This was represented in a hypothetical scenario set in 1974 in John Ross’ Unintended Consequences. “A coal company heir owns a consecutive numbered pair of Model 1921 Thompson guns, serial numbers 1410 and 1411, which have been in his family in the same location since the mid-1920s. In 1965, thinking he might someday want to take one of the guns outside the state, he pays $200 and registers one of them under NFA 1934. Just to be safe, he removes the bolt from the other, rendering it inoperable. Prior to GCA 1968, he was in complete compliance with the law. Today, the taxed gun is completely transferable to other citizens, and the gun can change hands an indefinite number of times, providing the police and FBI checks are performed and $200 is paid to the Treasury for a tax stamp each time the weapon is transferred. Ownership of the non-taxed gun (the one with the bolt removed) is a felony, and there is no provision in the law to allow the owner to place this weapon on the NFA registry. He can offer to pay two million dollars instead of the two hundred, and he will still be denied registration. Under present interpretations of the 1968 amendments, the 1921 Thompson without the bolt is contraband and it must be surrendered to BATF without any compensation. A Model 1921 Thompson is worth between $1500 and $2000 at time of this writing if it is transferable.”

In real life, NFA and the subsequent amendment by GCA, gave sweeping authority to federal agents who have used it against regular, everyday citizens. In 1992, federal agents dressed in ghillie suits, snuck onto private property, and ultimately shot and killed two American citizens, and seriously wounded a third. The crime?
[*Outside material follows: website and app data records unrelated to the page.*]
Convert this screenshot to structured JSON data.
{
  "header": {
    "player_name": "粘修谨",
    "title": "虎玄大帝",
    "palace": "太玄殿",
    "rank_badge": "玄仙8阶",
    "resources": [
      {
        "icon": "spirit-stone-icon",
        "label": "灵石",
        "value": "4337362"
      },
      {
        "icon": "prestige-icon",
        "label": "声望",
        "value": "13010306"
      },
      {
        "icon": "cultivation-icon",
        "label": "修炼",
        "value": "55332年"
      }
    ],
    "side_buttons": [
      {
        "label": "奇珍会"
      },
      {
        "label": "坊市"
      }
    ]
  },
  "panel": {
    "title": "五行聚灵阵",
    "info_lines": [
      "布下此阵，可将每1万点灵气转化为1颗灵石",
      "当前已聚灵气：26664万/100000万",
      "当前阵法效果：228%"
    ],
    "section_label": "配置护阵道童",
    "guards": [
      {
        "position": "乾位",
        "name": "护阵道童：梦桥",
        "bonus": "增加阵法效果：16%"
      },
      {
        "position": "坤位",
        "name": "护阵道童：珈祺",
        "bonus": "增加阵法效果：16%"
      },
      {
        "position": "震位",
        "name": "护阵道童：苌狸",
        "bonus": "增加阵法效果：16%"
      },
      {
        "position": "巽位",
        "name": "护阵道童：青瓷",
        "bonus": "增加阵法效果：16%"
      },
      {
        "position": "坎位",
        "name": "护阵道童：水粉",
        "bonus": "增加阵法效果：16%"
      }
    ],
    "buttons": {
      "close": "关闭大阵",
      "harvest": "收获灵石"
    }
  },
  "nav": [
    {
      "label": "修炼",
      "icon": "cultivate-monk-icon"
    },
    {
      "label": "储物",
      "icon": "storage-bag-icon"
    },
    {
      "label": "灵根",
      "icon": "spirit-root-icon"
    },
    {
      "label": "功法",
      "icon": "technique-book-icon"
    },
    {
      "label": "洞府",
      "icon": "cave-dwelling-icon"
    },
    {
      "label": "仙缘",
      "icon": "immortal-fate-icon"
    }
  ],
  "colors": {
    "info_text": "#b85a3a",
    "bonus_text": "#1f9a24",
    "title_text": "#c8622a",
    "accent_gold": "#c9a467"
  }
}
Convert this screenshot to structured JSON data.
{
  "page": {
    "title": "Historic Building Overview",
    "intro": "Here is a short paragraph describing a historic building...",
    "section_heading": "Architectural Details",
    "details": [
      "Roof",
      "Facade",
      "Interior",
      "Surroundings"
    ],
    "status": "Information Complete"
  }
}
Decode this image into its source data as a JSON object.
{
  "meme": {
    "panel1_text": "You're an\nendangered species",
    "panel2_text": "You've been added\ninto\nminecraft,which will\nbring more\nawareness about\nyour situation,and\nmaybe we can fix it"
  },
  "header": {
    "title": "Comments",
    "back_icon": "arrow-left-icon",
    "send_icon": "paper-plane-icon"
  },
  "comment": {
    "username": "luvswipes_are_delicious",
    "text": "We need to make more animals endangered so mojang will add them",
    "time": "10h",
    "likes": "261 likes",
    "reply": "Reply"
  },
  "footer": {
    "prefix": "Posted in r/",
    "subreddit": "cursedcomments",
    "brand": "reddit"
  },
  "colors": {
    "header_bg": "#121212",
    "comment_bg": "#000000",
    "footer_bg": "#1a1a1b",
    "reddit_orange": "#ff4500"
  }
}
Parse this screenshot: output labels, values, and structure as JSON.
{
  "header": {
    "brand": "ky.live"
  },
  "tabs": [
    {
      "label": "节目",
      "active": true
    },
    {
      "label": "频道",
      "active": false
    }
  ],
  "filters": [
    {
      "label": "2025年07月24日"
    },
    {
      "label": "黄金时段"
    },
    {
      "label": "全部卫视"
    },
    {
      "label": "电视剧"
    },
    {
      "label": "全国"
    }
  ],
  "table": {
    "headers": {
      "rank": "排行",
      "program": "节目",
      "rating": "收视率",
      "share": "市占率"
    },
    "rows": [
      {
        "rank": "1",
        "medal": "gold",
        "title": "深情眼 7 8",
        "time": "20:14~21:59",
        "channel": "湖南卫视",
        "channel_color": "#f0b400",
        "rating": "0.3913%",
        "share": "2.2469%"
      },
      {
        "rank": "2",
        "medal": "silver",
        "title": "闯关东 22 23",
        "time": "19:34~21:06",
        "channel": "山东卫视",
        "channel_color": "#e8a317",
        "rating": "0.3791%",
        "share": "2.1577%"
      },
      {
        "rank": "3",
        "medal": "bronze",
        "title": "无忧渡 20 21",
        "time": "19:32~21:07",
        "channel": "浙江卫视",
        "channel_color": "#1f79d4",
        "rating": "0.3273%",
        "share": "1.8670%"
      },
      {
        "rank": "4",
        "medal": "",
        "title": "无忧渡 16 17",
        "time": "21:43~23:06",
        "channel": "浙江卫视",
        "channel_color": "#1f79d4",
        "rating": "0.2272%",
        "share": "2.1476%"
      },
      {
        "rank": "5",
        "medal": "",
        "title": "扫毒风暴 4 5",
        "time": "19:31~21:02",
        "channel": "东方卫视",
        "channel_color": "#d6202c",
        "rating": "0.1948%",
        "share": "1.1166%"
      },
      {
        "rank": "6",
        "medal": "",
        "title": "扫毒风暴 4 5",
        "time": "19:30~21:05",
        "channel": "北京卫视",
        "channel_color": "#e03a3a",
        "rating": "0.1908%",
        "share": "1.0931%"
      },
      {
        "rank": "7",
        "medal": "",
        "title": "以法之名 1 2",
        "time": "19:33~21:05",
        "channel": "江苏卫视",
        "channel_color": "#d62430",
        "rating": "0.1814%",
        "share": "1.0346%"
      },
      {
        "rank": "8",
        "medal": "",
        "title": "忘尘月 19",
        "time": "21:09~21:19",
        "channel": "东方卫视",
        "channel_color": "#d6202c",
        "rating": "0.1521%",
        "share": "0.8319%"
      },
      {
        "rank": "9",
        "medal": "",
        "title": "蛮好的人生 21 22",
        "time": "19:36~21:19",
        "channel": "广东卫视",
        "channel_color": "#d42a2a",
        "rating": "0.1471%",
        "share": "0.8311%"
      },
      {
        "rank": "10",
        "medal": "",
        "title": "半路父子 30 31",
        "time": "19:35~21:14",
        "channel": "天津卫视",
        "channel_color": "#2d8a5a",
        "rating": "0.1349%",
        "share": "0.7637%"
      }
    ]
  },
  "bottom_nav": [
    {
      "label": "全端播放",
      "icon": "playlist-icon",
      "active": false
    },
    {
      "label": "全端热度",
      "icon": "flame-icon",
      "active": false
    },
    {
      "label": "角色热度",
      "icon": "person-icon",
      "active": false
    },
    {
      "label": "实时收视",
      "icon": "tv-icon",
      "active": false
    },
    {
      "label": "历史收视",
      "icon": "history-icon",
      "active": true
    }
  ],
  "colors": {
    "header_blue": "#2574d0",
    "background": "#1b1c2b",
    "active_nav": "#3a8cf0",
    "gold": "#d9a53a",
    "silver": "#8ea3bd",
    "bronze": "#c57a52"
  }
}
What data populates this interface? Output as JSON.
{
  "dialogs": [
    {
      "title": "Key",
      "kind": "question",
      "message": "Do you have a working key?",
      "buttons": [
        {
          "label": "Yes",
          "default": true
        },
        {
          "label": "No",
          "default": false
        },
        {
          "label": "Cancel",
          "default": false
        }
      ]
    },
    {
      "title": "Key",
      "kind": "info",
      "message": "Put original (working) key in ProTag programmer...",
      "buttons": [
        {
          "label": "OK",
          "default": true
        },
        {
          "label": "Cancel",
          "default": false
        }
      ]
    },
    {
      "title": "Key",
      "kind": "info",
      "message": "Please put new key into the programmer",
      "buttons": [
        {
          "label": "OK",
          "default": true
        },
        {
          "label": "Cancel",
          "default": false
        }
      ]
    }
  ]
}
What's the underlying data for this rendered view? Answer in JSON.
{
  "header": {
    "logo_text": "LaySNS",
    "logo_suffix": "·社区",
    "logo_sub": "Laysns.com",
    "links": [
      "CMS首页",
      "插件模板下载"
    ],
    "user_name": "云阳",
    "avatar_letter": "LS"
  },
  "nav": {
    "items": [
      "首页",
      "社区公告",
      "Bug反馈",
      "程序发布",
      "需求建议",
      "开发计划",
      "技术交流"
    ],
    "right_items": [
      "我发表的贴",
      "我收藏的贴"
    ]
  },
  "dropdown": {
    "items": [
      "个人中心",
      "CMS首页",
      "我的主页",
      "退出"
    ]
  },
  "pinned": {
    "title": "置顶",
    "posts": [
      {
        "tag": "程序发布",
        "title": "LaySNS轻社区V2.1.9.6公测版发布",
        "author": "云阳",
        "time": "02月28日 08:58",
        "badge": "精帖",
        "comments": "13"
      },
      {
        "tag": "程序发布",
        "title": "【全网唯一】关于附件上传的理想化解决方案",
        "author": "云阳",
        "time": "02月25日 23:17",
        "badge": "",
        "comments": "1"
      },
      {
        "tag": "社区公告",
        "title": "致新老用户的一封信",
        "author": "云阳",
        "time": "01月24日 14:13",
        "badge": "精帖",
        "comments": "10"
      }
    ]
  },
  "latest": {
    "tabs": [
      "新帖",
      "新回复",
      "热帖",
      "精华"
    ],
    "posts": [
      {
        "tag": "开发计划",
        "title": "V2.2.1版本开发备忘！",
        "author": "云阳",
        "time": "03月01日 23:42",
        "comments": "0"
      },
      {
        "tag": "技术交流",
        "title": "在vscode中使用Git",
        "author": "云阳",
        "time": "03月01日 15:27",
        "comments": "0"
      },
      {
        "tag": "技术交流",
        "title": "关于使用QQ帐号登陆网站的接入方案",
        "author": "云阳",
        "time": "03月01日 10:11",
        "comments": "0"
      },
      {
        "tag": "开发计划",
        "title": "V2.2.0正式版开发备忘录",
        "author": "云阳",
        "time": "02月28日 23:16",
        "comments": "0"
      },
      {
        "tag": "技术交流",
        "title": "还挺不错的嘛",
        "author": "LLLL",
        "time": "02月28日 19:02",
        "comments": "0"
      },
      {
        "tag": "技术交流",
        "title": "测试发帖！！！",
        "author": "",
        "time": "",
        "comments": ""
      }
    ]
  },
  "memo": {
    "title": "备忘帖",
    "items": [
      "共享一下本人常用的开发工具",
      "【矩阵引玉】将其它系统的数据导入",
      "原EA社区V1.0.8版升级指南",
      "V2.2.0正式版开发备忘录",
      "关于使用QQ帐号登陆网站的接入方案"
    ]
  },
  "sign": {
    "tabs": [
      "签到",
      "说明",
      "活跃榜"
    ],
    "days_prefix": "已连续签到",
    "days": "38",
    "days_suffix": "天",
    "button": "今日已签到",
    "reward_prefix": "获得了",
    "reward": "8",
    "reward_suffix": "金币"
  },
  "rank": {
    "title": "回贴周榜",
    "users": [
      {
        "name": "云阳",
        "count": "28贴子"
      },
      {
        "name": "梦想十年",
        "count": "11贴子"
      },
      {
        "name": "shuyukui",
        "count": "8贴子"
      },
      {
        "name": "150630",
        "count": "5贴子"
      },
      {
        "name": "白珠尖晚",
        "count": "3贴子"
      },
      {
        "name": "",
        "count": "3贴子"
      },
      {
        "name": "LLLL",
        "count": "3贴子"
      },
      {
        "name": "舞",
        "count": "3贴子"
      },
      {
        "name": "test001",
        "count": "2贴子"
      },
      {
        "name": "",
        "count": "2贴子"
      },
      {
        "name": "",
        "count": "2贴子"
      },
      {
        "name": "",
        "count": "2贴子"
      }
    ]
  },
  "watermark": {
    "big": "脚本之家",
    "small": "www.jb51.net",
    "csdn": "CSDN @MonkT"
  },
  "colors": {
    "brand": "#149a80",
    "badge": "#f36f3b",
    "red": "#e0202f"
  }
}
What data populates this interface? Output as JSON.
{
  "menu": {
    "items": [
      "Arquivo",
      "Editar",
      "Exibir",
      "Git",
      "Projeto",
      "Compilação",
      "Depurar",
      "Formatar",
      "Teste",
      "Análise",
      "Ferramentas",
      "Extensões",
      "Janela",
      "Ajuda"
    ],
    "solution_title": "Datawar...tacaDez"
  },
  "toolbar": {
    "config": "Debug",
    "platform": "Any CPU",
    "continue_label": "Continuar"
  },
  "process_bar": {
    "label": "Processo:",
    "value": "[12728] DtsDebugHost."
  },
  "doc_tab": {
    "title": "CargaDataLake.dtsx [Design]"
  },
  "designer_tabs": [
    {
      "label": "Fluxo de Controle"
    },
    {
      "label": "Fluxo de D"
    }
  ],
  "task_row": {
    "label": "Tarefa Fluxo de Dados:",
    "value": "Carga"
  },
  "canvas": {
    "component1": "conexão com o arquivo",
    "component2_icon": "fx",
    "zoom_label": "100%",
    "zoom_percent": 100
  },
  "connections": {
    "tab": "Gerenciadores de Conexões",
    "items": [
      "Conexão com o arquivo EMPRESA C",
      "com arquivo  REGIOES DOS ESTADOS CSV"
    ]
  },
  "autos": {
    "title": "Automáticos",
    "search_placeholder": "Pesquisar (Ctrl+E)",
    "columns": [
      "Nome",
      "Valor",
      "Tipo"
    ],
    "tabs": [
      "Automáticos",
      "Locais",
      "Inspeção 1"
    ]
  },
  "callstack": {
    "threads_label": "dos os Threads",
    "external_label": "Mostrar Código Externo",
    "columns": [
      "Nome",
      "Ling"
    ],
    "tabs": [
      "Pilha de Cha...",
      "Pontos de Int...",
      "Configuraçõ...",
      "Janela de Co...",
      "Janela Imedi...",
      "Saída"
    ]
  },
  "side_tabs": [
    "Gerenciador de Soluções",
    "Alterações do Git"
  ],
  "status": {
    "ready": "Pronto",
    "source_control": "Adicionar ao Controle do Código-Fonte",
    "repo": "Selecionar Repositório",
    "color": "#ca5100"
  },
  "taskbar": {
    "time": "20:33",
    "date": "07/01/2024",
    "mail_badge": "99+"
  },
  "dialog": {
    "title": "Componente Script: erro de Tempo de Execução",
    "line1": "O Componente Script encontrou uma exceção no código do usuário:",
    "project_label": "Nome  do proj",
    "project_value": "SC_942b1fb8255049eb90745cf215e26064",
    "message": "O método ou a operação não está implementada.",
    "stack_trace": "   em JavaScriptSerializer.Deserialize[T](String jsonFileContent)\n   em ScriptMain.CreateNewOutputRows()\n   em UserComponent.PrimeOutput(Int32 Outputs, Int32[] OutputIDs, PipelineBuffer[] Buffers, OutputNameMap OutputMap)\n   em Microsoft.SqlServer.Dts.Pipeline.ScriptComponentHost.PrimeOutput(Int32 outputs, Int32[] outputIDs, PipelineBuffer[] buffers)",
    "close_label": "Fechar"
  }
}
A decorated American veteran, devoted husband, and hard-working father of four was accused of modifying a NFA-regulated shotgun to under the legally permissible length. The tragedy we know as Ruby Ridge was set in place by a 1934 law that targeted inanimate objects for taxation and created felons out of regular American citizens. An honest news media should be reporting the myriad abuses against citizens under NFA and GSA. Citizens who are well-informed are less likely to tolerate a corrupt and authoritarian government. President Donald J. Trump appears to understand this reality better than most, and he regularly calls the corporate news media “the enemy of the American people.” 

Editor’s note: A recent example of the ever-changing regulation on firearms by the Bureau of Alcohol, Tobacco, Firearms and Explosives (ATF) thanks to the fallout from 1934 NFA can be read here. There are countless other examples over the last 90 years.

A satirical look at how the ATF classifies pistols and rifles for regulation under the NFA and GCA.